skifflebits wrote: ↑
Fri Jun 04, 2021 4:24 pm
Wow! Aggedor is Aggedawesome! Looking forward to seeing it painted.
Hey, I have a quick question about one of the models. Even though I know it's not yours, you may have an answer on it.
A friend of mine is printing up a Nightmare in Silver Cyberman. Here - http://3dprintingdoctorwho.com/guest-te ... l#5inch022
He says it looks like the joints were designed to be held together with some kind of pin, but he wasn't sure what. Do you happen to have any insight on that?
This was one of James Lee's first designs, and it uses toothpicks for the leg joints (you can just about see them in the example photo above).
Now, he did place his joint holes all the way through both sides of the leg which makes it a little bit harder to seal the central fulcrum piece in place and stop it from falling out later.

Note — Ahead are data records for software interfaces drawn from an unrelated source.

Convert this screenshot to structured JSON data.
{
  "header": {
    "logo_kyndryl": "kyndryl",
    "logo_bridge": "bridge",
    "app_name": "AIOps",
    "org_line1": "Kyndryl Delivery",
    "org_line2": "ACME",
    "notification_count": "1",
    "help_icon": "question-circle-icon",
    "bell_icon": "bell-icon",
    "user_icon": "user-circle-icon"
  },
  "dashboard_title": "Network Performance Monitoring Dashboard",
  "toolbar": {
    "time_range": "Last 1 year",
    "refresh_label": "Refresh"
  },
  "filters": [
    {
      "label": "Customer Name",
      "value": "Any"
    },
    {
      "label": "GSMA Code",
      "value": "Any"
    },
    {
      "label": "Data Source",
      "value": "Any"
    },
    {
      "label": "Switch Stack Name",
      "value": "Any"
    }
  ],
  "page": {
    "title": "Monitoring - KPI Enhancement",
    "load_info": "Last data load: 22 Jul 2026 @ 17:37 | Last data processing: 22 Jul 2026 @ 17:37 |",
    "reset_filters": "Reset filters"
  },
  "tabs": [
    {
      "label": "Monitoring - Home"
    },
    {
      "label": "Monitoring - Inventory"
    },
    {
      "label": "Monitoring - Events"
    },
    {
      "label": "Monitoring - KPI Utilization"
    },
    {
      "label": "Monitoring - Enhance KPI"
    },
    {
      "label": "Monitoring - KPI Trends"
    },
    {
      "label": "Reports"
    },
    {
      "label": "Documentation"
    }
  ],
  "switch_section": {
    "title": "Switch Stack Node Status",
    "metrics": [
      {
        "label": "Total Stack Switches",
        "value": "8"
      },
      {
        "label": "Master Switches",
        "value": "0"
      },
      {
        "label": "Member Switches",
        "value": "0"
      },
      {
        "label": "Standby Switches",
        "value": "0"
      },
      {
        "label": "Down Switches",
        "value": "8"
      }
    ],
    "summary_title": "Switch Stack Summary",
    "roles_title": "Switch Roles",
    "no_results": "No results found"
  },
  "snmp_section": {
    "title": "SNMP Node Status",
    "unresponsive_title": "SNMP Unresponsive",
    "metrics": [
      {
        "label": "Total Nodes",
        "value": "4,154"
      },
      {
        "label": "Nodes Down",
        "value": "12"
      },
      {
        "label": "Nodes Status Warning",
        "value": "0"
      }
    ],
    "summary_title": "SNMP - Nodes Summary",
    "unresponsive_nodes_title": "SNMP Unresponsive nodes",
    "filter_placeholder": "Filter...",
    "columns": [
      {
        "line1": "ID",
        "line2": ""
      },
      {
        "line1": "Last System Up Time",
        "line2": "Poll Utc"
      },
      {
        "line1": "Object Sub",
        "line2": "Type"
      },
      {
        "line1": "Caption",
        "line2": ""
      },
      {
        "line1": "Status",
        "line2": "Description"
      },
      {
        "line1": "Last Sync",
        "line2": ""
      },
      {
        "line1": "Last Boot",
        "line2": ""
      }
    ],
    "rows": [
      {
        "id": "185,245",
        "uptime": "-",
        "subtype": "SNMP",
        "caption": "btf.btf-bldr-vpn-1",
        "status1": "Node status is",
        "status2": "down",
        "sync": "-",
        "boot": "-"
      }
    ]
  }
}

My recommendation would be to hit the local Daiso (if you have them in your area) and pick up a $1.50 tube of UV craft resin (or a couple dozen, since it's incredibly useful stuff) and a cheap UV flashlight you can use this to seal both ends in place without creating too much of a bump on either side.
You can also buy UV craft resin online through Amazon, and a lot of craft stores stock it, though it'll comes in bigger bottles which is much harder to control. These little tubes from Daiso are an absolutely perfect size for getting just a drop or so at a time exactly where you want it, and I'm a little surprised that nobody else seems to sell the stuff in this more convenient style of packaging. (It'd be even better if it came with a crazy glue style tip for when you want to get it into tight confined spaces.)
You can also use this stuff to (carefully) smooth out layer lines or other cracks or crevices on PLA prints. You can paint a very
thin layer on with a brush, then use the UV light to cure it in place, creating a nice smooth surface. Keeping in mind that you want to keep this stuff away from any detail lines you plan on keeping after painting, since it'll fill those in equally well. But the good thing about using UV craft resin as a smoothing agent as opposed to XTC-3D or other similar products is that it's easily removable right up until the point you expose it to UV, so if you do accidentally get some in around one of the eye holes or some other place you don't want filled in, you don't have to panic, it's quite easy to just dab away with a bit of paper towel or q-tip and then cure it whenever you're ready.